It was an exciting opportunity to join this hackathon because we are both interested in geography and data science but had yet to take part in a geography-related data science challenge. We were inspired by the experts who introduced us to spatial visualization tools through the introduction videos.
What we did
Visualizing the data
The spatio-temporal data given to us was very complex and difficult to perceive, so we created an interactive visualization using Python Dash that allows us to see spatial relationships between pollution sources and sensor stations, as well as the time-series for each sensor station to see how associations change over time. This allowed us to discover some preliminary hypotheses such as the seasonality of nitrogen and pollution levels, as well as nitrogen pollution being higher near urban areas such as Baltimore.
Transforming the data
Then, we transformed the given data into relevant input features for machine learning modelling. We found it important to capture the spatial relationships (i.e. upstream and downstream) between HUCs, and hence used innovative data representations like directed acyclic graphs to represent HUC dependencies. We also tried to use the land use data by counting pixels of certain colors using QGIS, but as the files were huge we could only process land use data for 8 HUCs.
Modelling the data
We then used linear regression to investigate the statistical significance of the different predictors, then used XGBoost, a machine learning algorithm, to uncover non-linear relationships as well as variable importance. This settles our first aim of uncovering the underlying factors affecting nitrogen and phosphorous pollution levels. Then, for each point, we developed a time-series model (SARIMAX) with the goal of predicting future pollution using past data, splitting out data into train and test samples to ensure the generalizability of the fitted models. We were able to fit a model that makes suitably good predictions over the test data.
What we learned
We're happy to have learnt so many new skills and enhance our data science arsenal, and also to have applied it to enhance the understanding of the environment and ecosystems.

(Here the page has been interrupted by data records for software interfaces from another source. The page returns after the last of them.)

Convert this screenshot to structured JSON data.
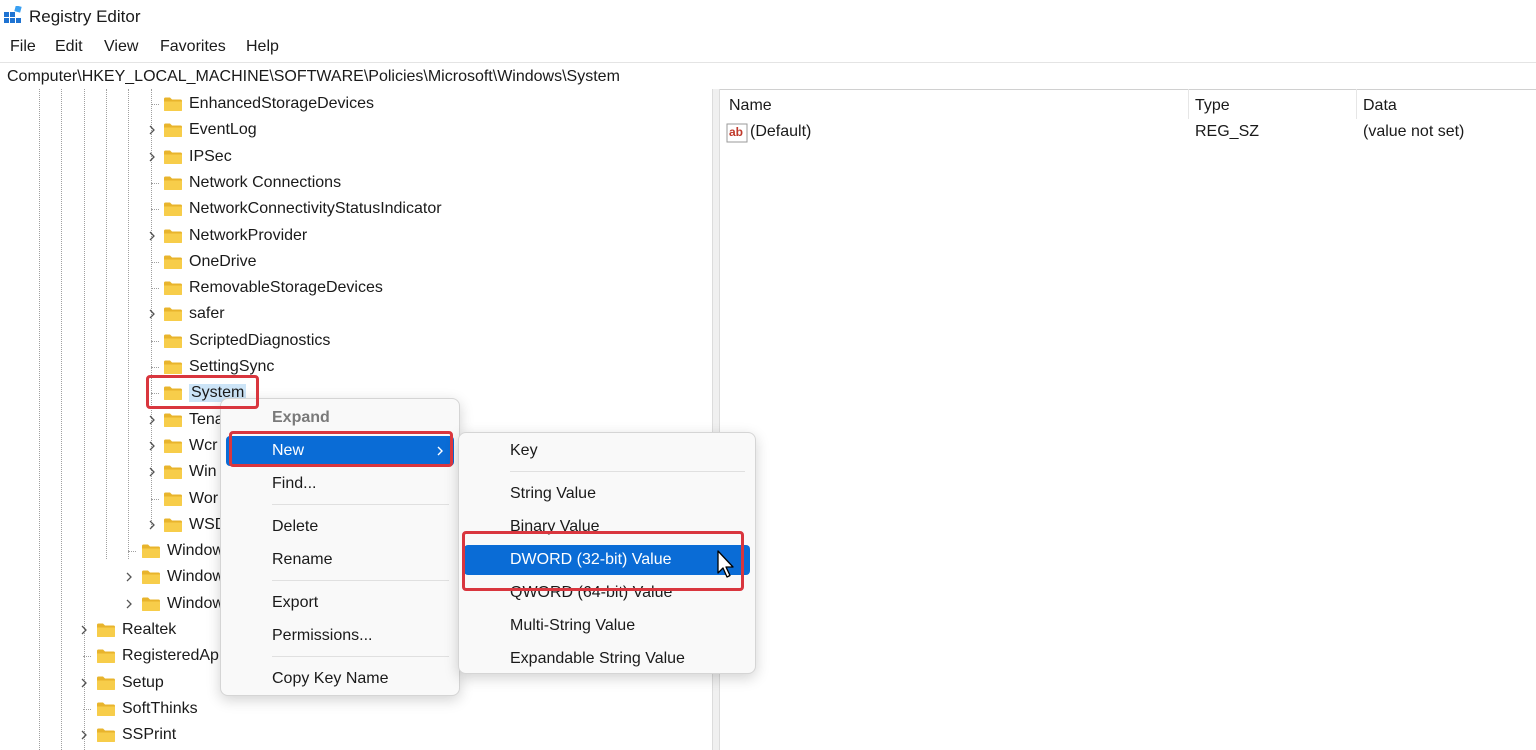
{
  "window": {
    "title": "Registry Editor"
  },
  "menubar": [
    "File",
    "Edit",
    "View",
    "Favorites",
    "Help"
  ],
  "address": "Computer\\HKEY_LOCAL_MACHINE\\SOFTWARE\\Policies\\Microsoft\\Windows\\System",
  "tree": {
    "level3": [
      {
        "label": "EnhancedStorageDevices",
        "expandable": false
      },
      {
        "label": "EventLog",
        "expandable": true
      },
      {
        "label": "IPSec",
        "expandable": true
      },
      {
        "label": "Network Connections",
        "expandable": false
      },
      {
        "label": "NetworkConnectivityStatusIndicator",
        "expandable": false
      },
      {
        "label": "NetworkProvider",
        "expandable": true
      },
      {
        "label": "OneDrive",
        "expandable": false
      },
      {
        "label": "RemovableStorageDevices",
        "expandable": false
      },
      {
        "label": "safer",
        "expandable": true
      },
      {
        "label": "ScriptedDiagnostics",
        "expandable": false
      },
      {
        "label": "SettingSync",
        "expandable": false
      },
      {
        "label": "System",
        "expandable": false,
        "selected": true
      },
      {
        "label": "Tena",
        "expandable": true
      },
      {
        "label": "Wcr",
        "expandable": true
      },
      {
        "label": "Win",
        "expandable": true
      },
      {
        "label": "Wor",
        "expandable": false
      },
      {
        "label": "WSD",
        "expandable": true
      }
    ],
    "level2": [
      {
        "label": "Window",
        "expandable": false
      },
      {
        "label": "Window",
        "expandable": true
      },
      {
        "label": "Window",
        "expandable": true
      }
    ],
    "level1": [
      {
        "label": "Realtek",
        "expandable": true
      },
      {
        "label": "RegisteredAp",
        "expandable": false
      },
      {
        "label": "Setup",
        "expandable": true
      },
      {
        "label": "SoftThinks",
        "expandable": false
      },
      {
        "label": "SSPrint",
        "expandable": true
      }
    ]
  },
  "values": {
    "headers": {
      "name": "Name",
      "type": "Type",
      "data": "Data"
    },
    "rows": [
      {
        "name": "(Default)",
        "type": "REG_SZ",
        "data": "(value not set)"
      }
    ]
  },
  "context_menu": {
    "expand": "Expand",
    "new": "New",
    "find": "Find...",
    "delete": "Delete",
    "rename": "Rename",
    "export": "Export",
    "permissions": "Permissions...",
    "copy_key_name": "Copy Key Name"
  },
  "submenu": {
    "key": "Key",
    "string_value": "String Value",
    "binary_value": "Binary Value",
    "dword_value": "DWORD (32-bit) Value",
    "qword_value": "QWORD (64-bit) Value",
    "multi_string_value": "Multi-String Value",
    "expandable_string_value": "Expandable String Value"
  },
  "colors": {
    "highlight": "#0a6cd6",
    "selection": "#cce4f7",
    "annotation_red": "#d9363e",
    "folder_yellow": "#f4c542"
  }
}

Hopefully this hackathon is just the start of promising data science careers for us !
(Note: Code and presentation PDF are in the public github repository https://github.com/thamsuppp/hackthebay)